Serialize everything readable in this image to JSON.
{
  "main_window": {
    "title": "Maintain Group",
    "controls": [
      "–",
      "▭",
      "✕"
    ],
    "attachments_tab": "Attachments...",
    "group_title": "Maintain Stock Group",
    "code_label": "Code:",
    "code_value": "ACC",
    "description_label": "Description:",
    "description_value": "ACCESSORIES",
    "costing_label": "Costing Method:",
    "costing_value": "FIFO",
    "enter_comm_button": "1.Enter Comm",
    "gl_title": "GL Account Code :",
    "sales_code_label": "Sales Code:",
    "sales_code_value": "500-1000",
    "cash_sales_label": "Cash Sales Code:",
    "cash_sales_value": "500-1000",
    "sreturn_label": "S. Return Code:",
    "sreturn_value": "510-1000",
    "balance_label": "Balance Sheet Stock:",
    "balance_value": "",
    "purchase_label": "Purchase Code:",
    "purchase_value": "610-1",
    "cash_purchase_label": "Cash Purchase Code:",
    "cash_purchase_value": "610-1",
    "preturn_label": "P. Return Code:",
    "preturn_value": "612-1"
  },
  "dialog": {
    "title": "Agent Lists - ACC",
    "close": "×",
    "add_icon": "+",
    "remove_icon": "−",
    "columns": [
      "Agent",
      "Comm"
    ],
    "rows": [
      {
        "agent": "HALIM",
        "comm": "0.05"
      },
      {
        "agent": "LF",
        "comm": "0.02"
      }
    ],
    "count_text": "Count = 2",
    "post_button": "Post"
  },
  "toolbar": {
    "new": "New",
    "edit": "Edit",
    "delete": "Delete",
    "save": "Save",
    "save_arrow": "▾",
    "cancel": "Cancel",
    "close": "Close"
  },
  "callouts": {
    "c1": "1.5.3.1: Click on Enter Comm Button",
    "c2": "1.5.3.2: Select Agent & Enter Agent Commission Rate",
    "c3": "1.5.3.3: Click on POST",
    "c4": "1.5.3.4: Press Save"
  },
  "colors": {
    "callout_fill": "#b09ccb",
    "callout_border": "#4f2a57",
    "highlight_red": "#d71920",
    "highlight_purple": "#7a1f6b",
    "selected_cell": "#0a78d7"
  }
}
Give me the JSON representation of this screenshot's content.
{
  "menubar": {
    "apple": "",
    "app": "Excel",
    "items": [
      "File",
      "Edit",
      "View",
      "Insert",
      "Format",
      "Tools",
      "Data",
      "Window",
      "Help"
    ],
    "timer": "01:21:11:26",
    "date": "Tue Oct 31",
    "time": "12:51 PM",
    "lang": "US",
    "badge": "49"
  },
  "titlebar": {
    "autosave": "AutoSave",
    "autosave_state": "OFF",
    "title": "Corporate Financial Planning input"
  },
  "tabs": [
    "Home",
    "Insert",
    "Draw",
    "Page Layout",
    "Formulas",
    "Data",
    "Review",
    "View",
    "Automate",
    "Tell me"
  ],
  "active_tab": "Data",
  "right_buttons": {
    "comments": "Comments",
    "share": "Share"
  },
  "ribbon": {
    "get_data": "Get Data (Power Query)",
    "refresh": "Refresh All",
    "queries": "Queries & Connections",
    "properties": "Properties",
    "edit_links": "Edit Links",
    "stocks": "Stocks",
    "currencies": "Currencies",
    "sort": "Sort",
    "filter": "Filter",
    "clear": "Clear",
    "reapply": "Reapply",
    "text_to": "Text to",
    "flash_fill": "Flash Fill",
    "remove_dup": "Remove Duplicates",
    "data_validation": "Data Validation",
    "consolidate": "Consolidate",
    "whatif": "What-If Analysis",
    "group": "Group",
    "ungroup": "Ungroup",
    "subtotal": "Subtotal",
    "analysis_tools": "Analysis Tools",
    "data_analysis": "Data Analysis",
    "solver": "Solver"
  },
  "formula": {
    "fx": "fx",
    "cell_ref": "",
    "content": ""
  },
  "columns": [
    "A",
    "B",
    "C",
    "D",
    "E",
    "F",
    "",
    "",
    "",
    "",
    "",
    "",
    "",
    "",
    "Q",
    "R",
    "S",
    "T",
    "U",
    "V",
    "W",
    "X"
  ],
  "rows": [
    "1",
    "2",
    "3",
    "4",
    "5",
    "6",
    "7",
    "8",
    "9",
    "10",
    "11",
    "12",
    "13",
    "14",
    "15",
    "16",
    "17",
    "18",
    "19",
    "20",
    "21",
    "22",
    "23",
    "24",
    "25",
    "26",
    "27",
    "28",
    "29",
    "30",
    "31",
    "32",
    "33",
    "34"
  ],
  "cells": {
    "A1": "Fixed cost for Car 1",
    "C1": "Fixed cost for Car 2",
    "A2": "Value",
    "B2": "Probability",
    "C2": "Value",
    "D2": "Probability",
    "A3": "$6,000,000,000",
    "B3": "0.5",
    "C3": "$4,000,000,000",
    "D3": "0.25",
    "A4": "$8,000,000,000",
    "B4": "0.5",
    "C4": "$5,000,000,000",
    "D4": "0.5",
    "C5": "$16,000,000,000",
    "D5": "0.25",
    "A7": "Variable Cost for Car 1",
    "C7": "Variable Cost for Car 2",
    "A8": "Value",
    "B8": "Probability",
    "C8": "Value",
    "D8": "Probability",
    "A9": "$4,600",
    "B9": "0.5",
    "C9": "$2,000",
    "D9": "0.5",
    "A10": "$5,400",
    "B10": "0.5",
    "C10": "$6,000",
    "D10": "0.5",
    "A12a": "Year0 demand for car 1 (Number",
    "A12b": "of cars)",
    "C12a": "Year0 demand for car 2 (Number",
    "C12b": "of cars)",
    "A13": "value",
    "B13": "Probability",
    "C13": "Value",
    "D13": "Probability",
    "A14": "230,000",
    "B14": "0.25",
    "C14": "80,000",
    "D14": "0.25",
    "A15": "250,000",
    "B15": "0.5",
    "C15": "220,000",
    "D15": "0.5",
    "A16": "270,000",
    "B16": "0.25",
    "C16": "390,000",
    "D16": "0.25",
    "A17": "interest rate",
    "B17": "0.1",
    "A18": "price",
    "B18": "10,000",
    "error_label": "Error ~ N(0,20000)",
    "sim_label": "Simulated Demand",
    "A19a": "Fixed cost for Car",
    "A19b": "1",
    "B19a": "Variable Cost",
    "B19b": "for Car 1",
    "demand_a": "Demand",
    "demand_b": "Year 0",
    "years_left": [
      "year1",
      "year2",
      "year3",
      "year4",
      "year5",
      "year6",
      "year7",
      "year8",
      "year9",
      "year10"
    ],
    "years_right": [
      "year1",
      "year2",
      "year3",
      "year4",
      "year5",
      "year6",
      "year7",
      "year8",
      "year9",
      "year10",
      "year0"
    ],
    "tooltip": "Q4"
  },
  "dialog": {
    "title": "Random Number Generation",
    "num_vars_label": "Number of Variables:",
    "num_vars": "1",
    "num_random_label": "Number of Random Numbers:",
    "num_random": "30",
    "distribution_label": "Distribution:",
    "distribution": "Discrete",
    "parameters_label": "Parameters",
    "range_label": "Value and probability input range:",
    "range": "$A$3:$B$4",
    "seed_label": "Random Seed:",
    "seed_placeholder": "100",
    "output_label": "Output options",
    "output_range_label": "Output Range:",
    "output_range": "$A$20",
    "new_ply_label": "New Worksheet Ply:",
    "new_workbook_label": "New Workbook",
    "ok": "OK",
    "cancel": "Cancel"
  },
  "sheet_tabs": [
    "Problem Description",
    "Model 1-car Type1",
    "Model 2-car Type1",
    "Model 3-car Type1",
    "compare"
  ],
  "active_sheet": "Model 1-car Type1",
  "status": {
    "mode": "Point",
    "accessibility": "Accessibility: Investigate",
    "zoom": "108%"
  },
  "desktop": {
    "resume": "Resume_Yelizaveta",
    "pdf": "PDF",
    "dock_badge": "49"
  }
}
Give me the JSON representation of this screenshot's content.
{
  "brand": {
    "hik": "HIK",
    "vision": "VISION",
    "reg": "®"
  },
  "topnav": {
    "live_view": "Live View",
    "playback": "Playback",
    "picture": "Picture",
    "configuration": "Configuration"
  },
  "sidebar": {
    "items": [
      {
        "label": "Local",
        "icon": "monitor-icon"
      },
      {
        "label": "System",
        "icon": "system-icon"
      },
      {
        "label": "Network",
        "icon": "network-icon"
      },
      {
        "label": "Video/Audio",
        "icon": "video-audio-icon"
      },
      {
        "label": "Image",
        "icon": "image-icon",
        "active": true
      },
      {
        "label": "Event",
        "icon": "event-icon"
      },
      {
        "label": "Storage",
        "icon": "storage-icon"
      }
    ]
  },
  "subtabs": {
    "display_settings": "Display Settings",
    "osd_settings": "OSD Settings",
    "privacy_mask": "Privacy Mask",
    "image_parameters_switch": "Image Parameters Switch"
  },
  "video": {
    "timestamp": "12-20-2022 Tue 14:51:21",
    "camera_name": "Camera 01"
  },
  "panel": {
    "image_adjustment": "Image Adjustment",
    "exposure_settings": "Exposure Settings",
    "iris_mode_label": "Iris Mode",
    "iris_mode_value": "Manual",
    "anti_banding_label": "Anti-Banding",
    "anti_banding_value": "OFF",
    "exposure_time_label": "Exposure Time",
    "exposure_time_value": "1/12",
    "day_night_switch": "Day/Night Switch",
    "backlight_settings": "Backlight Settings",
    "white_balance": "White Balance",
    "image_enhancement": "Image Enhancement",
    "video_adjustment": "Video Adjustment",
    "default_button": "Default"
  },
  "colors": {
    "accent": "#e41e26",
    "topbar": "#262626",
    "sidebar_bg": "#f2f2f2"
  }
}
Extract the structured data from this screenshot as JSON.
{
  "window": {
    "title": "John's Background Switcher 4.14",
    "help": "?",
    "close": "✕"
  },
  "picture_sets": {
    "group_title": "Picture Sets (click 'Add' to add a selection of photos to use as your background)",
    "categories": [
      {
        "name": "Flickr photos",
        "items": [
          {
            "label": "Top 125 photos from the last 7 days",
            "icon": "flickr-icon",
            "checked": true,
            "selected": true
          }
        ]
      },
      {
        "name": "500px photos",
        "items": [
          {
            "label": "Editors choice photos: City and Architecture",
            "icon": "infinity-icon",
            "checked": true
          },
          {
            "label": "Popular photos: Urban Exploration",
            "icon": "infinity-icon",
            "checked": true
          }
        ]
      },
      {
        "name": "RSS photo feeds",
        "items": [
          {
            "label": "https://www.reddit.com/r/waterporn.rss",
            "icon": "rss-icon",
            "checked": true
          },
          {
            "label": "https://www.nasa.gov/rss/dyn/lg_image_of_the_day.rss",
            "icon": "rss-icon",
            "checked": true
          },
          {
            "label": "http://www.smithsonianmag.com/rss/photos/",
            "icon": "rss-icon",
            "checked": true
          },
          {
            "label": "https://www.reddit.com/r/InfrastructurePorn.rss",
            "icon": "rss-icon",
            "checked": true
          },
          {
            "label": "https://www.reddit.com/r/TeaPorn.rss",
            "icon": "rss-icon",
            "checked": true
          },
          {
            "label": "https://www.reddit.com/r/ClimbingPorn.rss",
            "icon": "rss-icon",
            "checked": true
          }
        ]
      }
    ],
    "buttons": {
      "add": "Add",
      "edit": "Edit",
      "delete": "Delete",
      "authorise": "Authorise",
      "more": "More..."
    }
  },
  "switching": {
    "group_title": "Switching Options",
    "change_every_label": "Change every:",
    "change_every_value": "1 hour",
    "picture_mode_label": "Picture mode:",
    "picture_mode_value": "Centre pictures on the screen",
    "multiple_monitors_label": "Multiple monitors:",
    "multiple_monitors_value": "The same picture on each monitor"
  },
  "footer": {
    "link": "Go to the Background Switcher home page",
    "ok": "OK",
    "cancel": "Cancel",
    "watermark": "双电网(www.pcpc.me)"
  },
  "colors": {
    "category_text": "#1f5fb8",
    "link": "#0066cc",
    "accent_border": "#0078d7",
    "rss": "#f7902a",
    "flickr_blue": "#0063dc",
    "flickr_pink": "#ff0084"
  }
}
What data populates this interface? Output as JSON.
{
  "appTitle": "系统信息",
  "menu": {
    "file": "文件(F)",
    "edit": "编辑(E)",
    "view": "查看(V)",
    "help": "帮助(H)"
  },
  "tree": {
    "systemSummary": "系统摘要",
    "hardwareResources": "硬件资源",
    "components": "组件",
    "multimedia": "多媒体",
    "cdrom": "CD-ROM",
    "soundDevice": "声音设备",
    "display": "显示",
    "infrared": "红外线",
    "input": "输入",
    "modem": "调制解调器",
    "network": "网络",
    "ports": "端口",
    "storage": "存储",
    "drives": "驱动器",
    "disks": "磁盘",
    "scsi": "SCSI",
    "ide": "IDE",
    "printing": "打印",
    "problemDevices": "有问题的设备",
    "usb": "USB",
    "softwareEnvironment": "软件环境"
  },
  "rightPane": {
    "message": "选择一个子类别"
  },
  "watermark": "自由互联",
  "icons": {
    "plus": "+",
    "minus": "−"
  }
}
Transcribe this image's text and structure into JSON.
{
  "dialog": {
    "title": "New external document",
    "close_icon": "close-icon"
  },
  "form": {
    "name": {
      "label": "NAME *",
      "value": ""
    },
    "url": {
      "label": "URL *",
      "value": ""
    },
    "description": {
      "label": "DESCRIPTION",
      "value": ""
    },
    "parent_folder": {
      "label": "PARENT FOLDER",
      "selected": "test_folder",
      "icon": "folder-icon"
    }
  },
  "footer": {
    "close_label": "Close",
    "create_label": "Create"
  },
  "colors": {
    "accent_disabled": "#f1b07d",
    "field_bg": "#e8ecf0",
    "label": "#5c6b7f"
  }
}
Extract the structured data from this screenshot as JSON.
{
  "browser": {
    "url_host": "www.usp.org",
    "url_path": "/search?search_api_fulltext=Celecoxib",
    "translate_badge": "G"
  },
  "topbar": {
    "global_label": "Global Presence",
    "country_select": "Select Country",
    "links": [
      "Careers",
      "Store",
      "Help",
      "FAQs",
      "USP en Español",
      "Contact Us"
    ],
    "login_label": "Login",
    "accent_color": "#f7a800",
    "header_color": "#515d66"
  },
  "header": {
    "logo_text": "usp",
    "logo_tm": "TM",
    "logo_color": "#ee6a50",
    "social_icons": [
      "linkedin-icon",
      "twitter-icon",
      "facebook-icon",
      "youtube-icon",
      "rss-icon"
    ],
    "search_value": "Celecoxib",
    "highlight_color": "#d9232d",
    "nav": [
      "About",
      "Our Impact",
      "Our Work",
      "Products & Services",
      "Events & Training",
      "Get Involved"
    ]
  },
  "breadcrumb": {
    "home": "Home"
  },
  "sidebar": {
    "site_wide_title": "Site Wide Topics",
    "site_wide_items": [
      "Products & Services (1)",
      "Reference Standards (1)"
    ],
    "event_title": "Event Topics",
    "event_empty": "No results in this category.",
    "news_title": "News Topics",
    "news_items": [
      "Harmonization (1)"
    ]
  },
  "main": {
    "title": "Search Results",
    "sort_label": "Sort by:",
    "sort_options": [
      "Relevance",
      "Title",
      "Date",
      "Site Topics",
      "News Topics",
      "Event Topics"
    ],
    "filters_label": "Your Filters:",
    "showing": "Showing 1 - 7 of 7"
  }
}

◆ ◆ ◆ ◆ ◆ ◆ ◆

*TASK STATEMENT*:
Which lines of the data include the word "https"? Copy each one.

*TASK ANSWER*:
            "label": "https://www.reddit.com/r/waterporn.rss",
            "label": "https://www.nasa.gov/rss/dyn/lg_image_of_the_day.rss",
            "label": "https://www.reddit.com/r/InfrastructurePorn.rss",
            "label": "https://www.reddit.com/r/TeaPorn.rss",
            "label": "https://www.reddit.com/r/ClimbingPorn.rss",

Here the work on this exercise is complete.